== Segment start ==

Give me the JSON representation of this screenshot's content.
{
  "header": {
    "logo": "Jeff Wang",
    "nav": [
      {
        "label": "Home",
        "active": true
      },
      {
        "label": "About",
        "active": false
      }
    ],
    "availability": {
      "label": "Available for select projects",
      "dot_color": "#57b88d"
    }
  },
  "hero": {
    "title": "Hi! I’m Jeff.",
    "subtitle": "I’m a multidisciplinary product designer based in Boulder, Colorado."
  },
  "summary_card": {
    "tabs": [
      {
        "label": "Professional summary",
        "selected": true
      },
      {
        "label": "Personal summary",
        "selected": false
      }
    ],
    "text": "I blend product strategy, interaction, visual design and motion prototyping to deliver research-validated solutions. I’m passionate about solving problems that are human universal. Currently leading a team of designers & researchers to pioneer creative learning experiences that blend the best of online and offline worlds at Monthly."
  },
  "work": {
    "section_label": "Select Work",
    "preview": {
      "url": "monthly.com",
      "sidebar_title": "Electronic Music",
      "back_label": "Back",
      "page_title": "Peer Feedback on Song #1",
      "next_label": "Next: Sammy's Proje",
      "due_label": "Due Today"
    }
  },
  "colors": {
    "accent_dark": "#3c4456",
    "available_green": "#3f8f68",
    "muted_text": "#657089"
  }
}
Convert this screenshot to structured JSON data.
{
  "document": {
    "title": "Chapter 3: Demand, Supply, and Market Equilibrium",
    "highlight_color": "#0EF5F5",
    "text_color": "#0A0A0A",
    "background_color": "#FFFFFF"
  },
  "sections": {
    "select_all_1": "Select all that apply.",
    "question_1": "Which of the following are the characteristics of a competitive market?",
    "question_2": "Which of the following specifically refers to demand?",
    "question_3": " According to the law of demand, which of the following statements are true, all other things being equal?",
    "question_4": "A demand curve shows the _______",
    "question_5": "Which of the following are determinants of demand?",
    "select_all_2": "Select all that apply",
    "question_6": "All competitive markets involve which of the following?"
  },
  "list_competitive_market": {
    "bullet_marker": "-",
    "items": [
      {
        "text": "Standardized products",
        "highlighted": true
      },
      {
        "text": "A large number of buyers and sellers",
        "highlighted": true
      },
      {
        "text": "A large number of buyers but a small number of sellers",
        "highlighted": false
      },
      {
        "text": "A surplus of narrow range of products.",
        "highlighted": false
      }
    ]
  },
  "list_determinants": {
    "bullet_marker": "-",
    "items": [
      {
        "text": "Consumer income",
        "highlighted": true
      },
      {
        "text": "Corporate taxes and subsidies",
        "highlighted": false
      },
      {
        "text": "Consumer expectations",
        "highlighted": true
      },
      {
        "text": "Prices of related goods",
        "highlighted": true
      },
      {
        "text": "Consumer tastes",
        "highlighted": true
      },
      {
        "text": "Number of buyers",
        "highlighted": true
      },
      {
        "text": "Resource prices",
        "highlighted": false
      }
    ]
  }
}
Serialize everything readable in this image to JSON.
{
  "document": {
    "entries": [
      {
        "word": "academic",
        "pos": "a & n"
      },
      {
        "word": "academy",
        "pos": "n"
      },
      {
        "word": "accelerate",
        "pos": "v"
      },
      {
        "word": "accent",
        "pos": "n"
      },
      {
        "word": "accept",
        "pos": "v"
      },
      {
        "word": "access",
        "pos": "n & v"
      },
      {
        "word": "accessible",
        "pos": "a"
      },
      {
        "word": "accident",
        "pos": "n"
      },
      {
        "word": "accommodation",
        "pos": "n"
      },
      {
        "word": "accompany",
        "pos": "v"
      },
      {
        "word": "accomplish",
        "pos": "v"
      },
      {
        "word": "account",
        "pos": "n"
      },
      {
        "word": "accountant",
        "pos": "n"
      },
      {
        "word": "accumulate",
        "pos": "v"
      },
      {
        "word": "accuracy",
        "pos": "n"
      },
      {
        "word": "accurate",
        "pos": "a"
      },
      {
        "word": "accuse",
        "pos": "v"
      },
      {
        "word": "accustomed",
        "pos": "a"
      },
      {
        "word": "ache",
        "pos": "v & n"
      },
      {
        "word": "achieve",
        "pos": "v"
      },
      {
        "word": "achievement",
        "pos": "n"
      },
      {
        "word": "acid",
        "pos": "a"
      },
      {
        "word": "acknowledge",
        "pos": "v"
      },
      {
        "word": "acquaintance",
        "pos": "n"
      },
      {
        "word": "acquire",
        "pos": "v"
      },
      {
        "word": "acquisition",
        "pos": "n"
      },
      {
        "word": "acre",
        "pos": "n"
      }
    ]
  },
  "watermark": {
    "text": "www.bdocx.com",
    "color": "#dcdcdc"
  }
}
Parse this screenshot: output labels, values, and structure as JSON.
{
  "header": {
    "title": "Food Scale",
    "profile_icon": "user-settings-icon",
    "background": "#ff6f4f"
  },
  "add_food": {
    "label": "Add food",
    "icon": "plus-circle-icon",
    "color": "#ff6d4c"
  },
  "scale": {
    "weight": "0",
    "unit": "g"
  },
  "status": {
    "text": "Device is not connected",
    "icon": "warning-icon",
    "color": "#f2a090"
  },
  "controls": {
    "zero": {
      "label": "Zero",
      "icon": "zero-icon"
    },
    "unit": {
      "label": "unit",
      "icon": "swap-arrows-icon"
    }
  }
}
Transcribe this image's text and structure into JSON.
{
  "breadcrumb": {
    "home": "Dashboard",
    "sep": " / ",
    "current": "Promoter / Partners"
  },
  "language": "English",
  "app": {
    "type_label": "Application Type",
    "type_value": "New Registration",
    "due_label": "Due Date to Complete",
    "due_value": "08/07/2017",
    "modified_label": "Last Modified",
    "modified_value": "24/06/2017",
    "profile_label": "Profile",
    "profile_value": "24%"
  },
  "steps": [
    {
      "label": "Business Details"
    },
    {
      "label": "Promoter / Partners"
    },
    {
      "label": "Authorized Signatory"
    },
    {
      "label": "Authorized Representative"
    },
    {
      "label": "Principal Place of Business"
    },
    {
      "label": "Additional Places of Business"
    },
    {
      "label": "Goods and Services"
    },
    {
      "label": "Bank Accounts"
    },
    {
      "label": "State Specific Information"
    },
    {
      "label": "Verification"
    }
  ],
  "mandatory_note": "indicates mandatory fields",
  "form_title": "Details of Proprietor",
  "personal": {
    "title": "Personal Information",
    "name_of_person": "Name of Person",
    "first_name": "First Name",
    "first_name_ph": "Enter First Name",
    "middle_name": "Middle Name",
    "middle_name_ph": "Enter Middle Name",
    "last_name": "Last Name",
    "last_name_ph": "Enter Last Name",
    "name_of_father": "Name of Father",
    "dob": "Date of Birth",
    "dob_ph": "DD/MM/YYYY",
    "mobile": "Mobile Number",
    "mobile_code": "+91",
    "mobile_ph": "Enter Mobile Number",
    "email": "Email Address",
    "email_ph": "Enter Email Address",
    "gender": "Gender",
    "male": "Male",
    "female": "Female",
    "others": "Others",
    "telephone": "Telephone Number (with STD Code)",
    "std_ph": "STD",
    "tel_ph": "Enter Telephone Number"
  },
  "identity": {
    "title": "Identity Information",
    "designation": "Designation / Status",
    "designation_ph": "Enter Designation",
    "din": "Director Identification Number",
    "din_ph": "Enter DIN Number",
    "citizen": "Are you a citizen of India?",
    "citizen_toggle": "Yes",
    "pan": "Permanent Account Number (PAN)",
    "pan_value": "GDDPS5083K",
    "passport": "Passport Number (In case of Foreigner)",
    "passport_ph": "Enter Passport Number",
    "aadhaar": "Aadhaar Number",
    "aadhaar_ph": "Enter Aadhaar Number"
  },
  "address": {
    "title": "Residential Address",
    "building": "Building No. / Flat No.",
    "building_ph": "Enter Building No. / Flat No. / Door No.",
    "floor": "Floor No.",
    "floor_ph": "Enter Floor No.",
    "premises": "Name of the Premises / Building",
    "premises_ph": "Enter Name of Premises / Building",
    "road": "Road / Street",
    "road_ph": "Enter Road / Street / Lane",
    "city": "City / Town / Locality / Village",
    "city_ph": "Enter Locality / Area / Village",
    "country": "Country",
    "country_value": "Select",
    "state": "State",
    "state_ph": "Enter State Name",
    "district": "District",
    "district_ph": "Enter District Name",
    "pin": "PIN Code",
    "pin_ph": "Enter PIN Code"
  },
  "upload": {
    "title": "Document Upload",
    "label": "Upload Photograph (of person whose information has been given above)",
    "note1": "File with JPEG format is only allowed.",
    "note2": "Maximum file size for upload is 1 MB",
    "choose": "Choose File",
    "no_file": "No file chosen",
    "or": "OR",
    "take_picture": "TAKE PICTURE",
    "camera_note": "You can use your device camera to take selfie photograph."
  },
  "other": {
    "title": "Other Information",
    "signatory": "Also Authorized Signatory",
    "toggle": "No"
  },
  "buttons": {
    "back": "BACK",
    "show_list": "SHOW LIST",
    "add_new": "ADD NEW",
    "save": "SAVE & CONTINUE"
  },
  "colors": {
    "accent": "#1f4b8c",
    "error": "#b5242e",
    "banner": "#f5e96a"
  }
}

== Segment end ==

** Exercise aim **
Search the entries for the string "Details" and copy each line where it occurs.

** Output of the task **
      "label": "Business Details"
  "form_title": "Details of Proprietor",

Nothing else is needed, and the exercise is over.